Aim of the exercise
Among the records below, find the lines with the word "Data" and copy them.

┄┄┄┄┄┄┄┄┄┄┄┄┄┄┄┄┄┄┄┄

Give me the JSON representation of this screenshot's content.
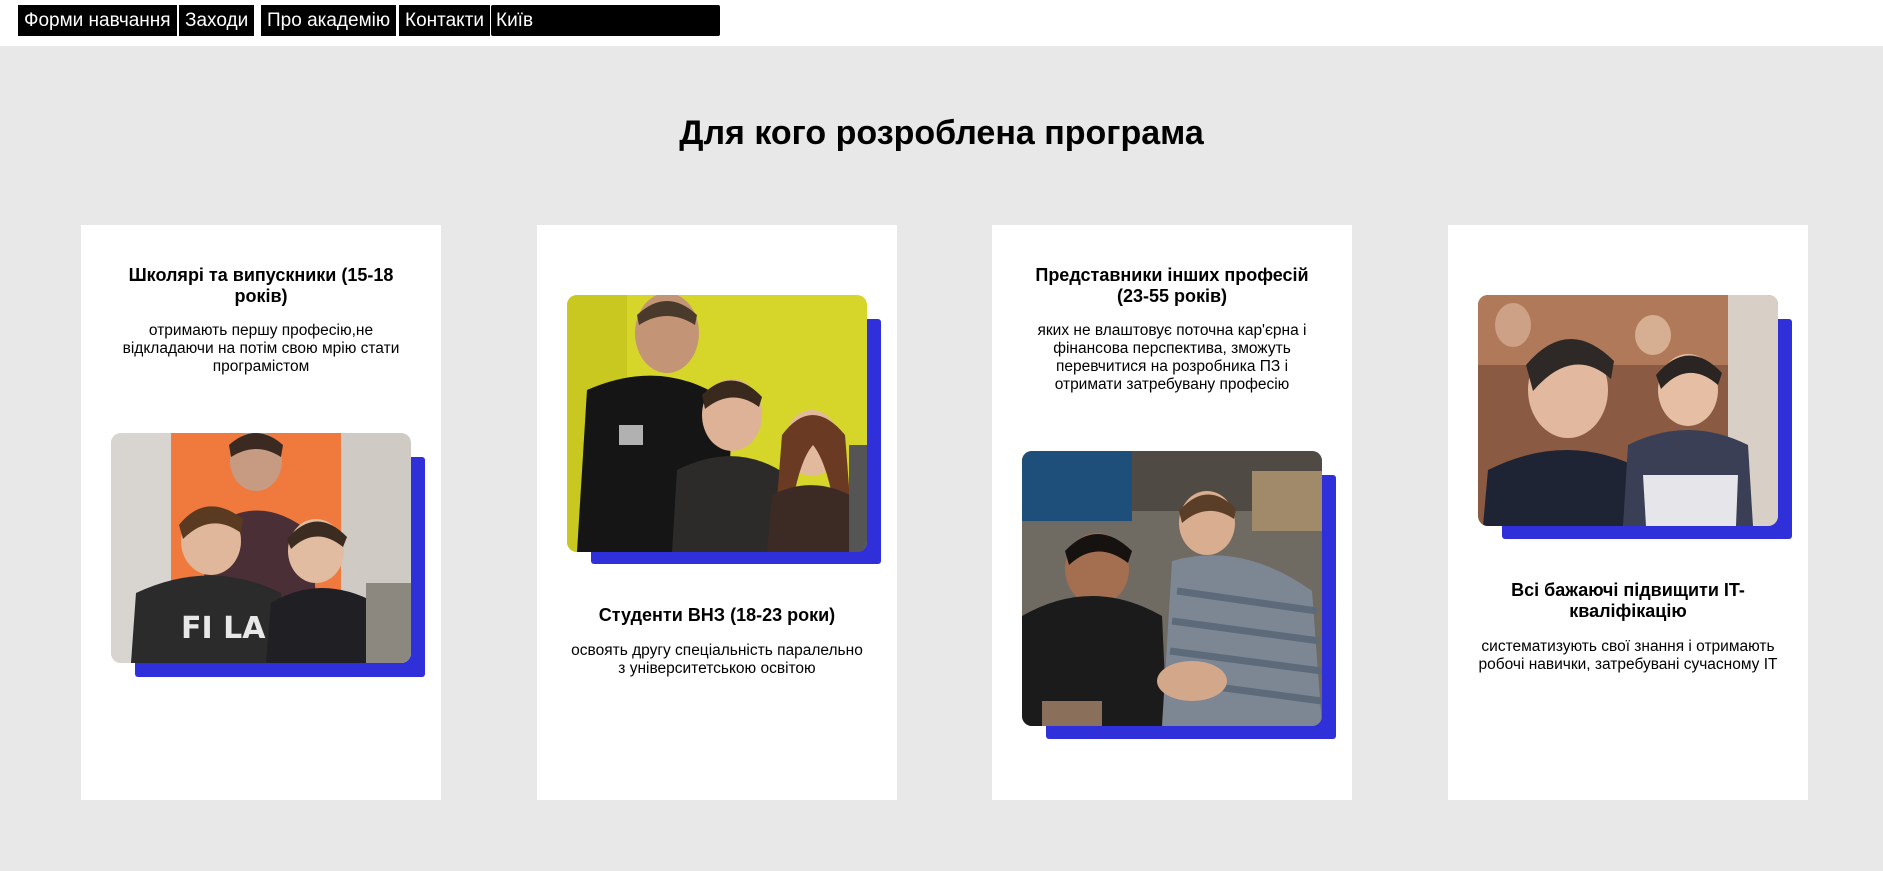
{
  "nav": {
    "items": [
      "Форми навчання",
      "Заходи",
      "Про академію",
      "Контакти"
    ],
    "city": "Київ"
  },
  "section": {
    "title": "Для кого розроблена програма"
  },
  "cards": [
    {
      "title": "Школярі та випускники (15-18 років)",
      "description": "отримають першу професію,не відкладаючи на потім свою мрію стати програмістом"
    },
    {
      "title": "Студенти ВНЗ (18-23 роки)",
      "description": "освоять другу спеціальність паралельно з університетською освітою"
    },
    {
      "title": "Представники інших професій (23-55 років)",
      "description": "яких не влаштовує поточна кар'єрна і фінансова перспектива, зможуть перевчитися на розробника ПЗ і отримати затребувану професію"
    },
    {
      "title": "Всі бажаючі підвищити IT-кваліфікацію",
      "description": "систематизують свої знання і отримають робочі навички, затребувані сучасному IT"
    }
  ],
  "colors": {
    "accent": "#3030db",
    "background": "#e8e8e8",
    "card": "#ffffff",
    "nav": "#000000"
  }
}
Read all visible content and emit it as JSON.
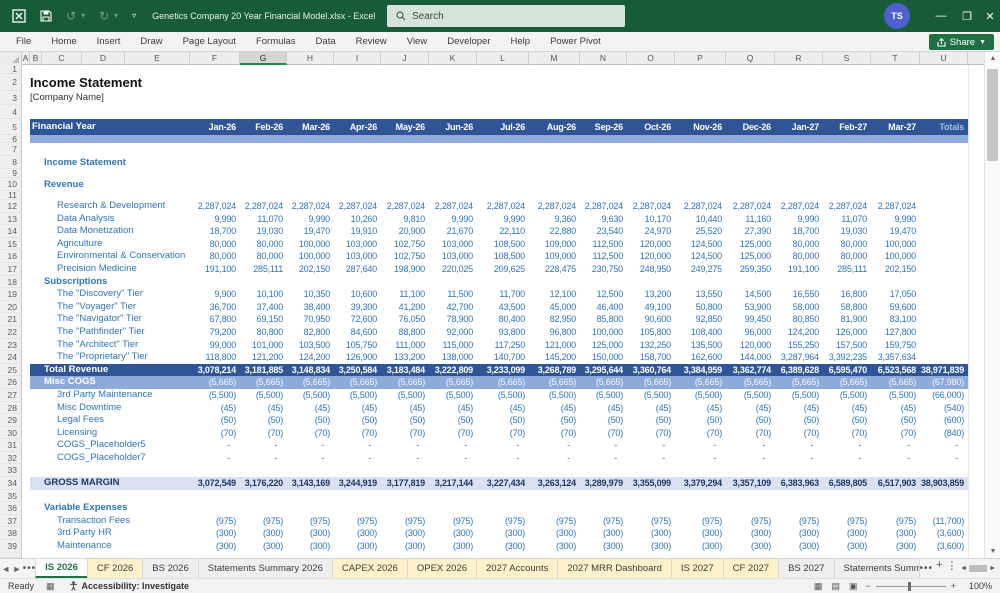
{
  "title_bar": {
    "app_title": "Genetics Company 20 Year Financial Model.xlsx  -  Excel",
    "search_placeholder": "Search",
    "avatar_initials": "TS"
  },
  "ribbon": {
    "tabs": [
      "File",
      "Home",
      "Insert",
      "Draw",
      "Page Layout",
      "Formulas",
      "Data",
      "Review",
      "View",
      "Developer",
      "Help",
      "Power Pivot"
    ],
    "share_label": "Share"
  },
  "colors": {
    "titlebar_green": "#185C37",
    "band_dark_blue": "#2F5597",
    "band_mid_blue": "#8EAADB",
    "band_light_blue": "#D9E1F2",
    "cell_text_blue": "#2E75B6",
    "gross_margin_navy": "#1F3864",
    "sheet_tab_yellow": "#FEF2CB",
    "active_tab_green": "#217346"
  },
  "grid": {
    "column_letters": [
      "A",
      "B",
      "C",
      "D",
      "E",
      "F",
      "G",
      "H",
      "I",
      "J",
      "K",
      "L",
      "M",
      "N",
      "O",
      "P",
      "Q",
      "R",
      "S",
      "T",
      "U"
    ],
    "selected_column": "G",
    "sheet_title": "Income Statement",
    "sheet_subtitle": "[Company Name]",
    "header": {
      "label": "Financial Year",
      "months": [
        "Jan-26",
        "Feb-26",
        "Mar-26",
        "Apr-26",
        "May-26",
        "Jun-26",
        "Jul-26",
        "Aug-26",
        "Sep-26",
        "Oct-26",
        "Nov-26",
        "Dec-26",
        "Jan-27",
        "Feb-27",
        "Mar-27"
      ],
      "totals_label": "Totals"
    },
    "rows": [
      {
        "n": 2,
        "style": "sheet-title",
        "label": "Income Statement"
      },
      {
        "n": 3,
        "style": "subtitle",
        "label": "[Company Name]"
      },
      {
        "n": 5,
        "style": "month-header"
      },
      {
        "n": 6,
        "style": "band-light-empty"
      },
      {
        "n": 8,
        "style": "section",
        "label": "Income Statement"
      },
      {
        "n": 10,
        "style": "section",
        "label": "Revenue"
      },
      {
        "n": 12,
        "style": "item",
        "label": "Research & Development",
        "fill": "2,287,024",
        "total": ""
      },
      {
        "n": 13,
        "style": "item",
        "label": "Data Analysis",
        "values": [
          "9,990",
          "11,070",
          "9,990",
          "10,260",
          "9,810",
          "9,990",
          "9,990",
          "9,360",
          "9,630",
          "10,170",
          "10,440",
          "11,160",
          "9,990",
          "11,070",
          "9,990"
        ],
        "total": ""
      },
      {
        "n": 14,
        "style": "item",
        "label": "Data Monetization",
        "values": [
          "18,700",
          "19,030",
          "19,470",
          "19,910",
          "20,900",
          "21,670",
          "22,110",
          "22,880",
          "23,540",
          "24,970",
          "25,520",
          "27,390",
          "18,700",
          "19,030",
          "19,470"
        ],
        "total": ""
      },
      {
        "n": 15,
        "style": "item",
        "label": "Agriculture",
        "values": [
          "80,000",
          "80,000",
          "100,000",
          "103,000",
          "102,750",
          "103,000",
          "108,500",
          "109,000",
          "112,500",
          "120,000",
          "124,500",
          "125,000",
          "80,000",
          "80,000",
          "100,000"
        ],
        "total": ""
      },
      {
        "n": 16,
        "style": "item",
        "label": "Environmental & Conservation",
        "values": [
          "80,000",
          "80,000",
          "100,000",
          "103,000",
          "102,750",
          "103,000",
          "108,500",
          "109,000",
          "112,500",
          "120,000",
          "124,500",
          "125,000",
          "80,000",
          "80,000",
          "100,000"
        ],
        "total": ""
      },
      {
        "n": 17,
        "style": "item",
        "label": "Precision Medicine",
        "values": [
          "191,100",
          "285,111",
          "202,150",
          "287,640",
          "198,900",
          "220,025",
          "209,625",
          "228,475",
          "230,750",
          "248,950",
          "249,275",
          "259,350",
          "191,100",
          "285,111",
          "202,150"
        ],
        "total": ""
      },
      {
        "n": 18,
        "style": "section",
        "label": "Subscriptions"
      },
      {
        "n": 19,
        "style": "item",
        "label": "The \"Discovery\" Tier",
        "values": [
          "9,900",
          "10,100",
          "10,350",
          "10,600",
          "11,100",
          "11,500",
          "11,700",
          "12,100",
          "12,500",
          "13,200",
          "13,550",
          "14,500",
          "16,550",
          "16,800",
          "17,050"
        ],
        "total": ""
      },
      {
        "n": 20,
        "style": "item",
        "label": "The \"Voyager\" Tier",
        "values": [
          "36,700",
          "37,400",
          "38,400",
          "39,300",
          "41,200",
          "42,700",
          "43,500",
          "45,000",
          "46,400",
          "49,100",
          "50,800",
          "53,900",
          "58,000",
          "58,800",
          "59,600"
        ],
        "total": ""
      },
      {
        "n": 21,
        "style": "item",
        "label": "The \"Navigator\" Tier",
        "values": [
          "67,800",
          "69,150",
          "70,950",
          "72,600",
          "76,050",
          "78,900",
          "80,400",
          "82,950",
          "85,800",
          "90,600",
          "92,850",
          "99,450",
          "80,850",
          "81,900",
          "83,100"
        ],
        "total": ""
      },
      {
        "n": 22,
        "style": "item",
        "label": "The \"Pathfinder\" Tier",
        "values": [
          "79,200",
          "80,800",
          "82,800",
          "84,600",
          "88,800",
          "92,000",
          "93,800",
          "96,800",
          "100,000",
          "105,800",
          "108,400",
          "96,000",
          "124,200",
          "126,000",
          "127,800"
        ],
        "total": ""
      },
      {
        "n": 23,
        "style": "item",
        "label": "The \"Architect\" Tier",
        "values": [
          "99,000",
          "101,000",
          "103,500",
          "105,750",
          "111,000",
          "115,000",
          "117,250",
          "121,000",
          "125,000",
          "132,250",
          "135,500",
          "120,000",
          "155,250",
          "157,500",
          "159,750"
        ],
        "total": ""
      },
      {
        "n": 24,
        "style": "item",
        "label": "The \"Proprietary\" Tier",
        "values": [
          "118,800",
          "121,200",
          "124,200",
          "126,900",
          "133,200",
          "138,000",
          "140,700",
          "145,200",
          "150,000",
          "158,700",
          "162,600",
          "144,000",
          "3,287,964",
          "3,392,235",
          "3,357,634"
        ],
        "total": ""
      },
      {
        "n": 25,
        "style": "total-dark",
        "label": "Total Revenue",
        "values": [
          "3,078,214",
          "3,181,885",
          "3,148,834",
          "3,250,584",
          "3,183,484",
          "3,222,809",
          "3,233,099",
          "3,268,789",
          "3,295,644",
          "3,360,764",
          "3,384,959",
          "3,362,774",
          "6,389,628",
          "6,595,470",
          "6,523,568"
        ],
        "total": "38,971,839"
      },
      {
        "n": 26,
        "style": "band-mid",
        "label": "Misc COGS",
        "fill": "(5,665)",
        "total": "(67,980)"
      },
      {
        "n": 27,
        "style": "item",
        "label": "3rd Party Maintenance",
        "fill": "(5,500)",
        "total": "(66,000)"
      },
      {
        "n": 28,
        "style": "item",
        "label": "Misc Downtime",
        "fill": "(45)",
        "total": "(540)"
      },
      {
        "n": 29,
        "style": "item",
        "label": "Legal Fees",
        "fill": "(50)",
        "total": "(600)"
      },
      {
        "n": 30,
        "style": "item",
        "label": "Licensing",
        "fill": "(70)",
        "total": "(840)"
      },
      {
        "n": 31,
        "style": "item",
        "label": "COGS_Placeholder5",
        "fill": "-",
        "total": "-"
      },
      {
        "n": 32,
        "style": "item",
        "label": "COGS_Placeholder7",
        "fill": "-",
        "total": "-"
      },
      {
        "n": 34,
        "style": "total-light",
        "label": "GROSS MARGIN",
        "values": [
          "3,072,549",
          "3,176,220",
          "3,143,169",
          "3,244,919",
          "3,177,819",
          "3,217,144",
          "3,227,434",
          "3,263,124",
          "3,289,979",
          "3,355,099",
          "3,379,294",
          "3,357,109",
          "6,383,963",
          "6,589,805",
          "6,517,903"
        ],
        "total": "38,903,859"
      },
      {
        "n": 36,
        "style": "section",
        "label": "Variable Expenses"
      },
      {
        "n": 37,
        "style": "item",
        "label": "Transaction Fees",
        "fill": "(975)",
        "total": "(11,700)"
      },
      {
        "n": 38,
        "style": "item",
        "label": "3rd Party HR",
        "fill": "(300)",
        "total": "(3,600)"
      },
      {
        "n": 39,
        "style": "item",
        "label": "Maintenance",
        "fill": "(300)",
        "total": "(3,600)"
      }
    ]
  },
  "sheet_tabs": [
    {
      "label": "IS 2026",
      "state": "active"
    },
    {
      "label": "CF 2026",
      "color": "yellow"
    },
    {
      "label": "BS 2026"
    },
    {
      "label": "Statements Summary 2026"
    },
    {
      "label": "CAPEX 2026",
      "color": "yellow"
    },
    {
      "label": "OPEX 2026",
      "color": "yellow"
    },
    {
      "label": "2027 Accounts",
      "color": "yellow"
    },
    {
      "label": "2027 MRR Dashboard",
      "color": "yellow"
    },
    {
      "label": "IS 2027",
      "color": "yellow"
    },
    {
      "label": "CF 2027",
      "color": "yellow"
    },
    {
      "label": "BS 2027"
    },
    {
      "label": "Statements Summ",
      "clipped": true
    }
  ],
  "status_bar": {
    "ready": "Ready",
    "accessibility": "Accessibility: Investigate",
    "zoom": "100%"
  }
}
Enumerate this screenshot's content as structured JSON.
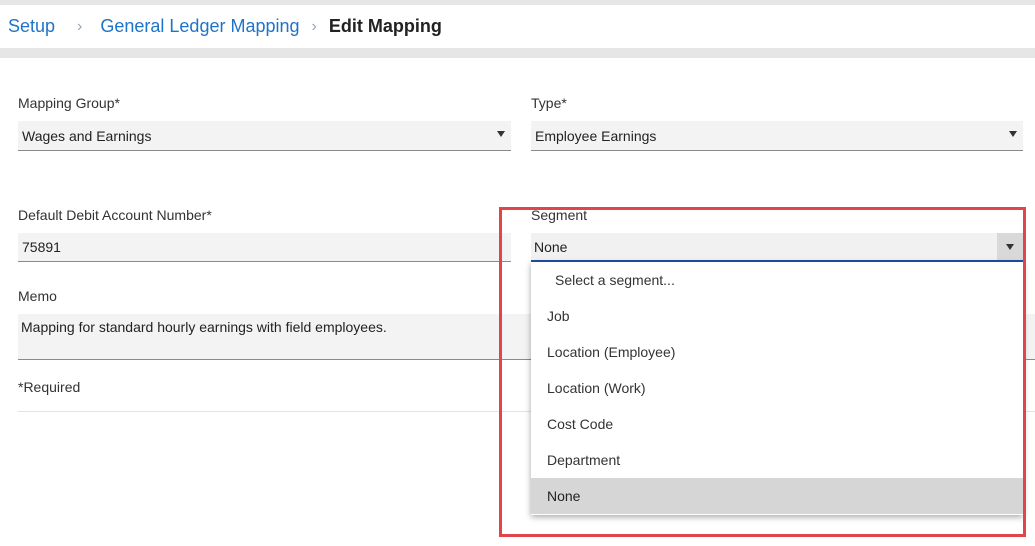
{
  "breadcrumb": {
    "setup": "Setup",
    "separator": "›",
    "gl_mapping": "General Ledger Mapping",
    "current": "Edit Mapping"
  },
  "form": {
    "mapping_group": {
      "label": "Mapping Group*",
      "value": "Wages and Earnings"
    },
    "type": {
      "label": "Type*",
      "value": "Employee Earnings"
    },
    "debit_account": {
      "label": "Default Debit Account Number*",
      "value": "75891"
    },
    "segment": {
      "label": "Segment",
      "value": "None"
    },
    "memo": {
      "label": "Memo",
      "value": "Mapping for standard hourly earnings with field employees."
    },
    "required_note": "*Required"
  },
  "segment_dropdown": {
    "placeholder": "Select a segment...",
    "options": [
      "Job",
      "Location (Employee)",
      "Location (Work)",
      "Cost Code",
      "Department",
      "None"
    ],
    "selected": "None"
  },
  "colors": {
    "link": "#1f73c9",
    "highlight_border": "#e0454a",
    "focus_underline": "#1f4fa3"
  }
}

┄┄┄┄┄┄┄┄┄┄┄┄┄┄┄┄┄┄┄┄

Solution to the problem
      "Data",
        "label": "Data Analysis",
        "label": "Data Monetization",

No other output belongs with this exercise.